Mark Polunin competing in his MX-5 Cup car on iRacing (left) and his Spec Miata IRL (right)

Mark Polunin on: The Value of Esports for Motorsports

In this week two article series, “Building Motorsports Audience Through Esports,” Jim Bowie spoke to why virtual racing will reach new heights. In this segment, we turn to a current Mazda racer and iRacing specialist Mark Polunin to speak to why sim racing is currently being consumed at the rate it is.

In his first racing season in 2021, Mark Polunin won two Spec Miata races and a NASA Teen Mazda Challenge championship. Asked what he attributed his success to, Mark’s reply should not surprise you: “I quickly learned that most of my driving skill developed within sim racing, specifically, was transferable to real life. Heel-toe downshifting, drafting, passing, it all just came naturally like I had turned a thousand laps on track.”

Skillset transfers from virtual to real: Thanks to the advancement of racing software over the years, largely with iRacing – widely believed to be the most real racing simulation software available to the public – a plethora of current in-real life (IRL) race car drivers use iRacing to prepare for an upcoming race. Tracks and cars can be laser scanned for virtual use.

According to Polunin, “Due to the level of sophistication offered in iRacing with the tracks and cars, most IRL racers familiarize themselves with the intricacies of bumps and grip levels in each corner – even braking points – well before ever turning a single, real-life lap. Feedback from simulation hardware like racing wheels and pedals are very accurate, with a little room improvement.”

“For those gearing up for their debut in a real race cars,” Polunin continued, “Sim racing has also helped many learn the basics of racing – learning the racing line; when to brake and when to get onto throttle; how best to carry speed through a corner without getting too much understeer or oversteer; or learn how to save a slide, all from the safety of their home. And, of course, who does not enjoy purposefully drifting a virtual race car?
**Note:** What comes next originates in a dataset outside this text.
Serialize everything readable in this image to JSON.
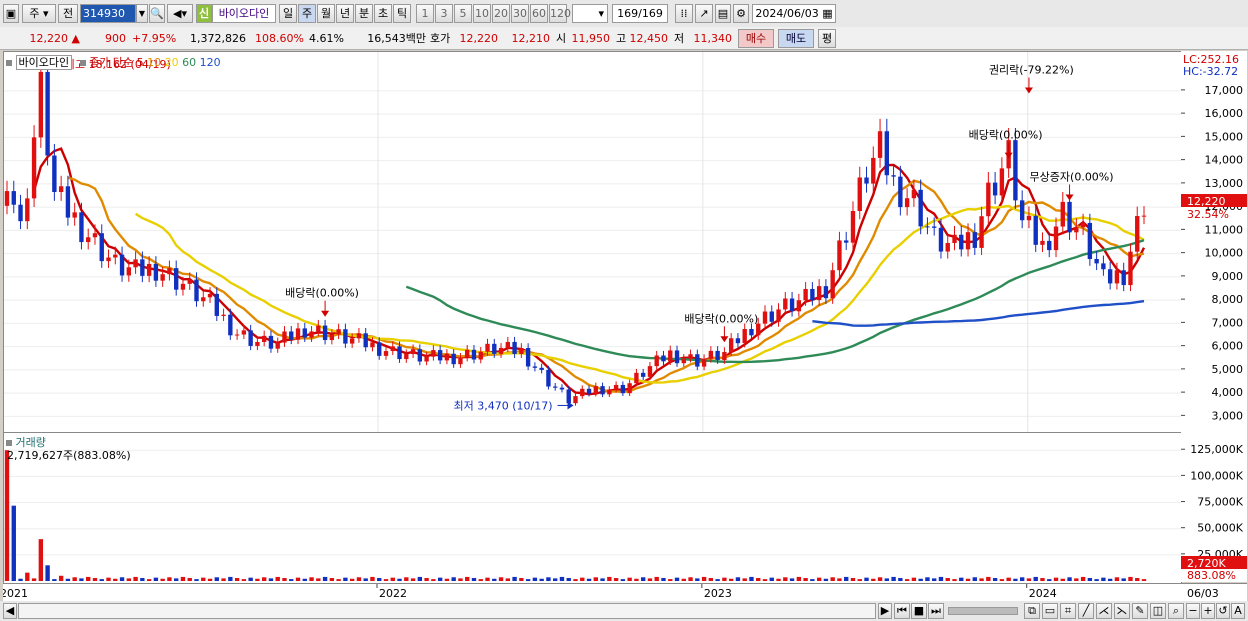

Sim racing is a major time-saver for advancing one’s skillets in a real race car, which should help reduce mistakes and increase productivity and fun during a pricier on-track session in real life.”

iRating: It’s not just the tracks and cars that are sophisticated, iRacing can automatically sort you into races against others with your similar skill levelWhile the skill ceiling in sim racing is high, iRacing has a rating system called “iRating” that places you in races against people of similar skill levels, enabling competitive races across all levels. iRacing also hosts virtual racing series for IndyCar, IMSA, NASCAR, V8 Supercars, Formula 1, and even Mazda’s own MX-5 Cup car. There’s a car and a series for everyone out there, and one can try out the iRacing experience for 3 months with $5 using code “PR-HOTLAPS”.

Sim racing as a new hobby: While many use iRacing to prep for IRL racing, not everyone wants or can be an IRL race car driver. While there have been many esport competitions online that result in a gamer earning a spot in a real race car, sim racing is a hobby for the majority with a growing community that often is extremely helpful and friendly. Some use sim racing as a casual way to enjoy racing.

International, virtual competitions: Some sim racers will never step into a real race car, but do or will compete against other sim racers and teams on international stages, winning significant prizes and sponsorships. “It seems there is always a big esports competition going on during the last few years with a racer earning prize money or an amazing prize such as a paid contract to be a sim driver for an F1 team,” commented Polunin.

Like real racing and all sports, coaching is available and recommended. Sim racing tends to be more open source than real-life racing. Veteran sim racers often happily upload their lap tutorials and lap analysis videos on YouTube or Twitch. They usually cover popular iRacing series and are extremely detailed with added telemetry and commentary. This makes learning to go faster much easier than being in a scenario where you have to figure out a track all on your own with zero foundation. The magic of simulators is that everything is replicable, including car, track state, and weather; if one has a problem area on a track, a coach can copy those simulator settings and better understand the problem for themselves, and then relate his or her experience of the track and car back to the trainee.

Mark Polunin: Mark’s IRL racing career got off to a great start thanks to his dedication to his craft in iRacing. Naturally, we asked if Mark coaches others and were happy to learn one could connect with him about it on While online videos and tutorials help, there is an advantage to the extra connection and personal guidance. And for those who have yet to jump into sim racing, Mark offers other simulation consulting services such as setting up the simulator itself.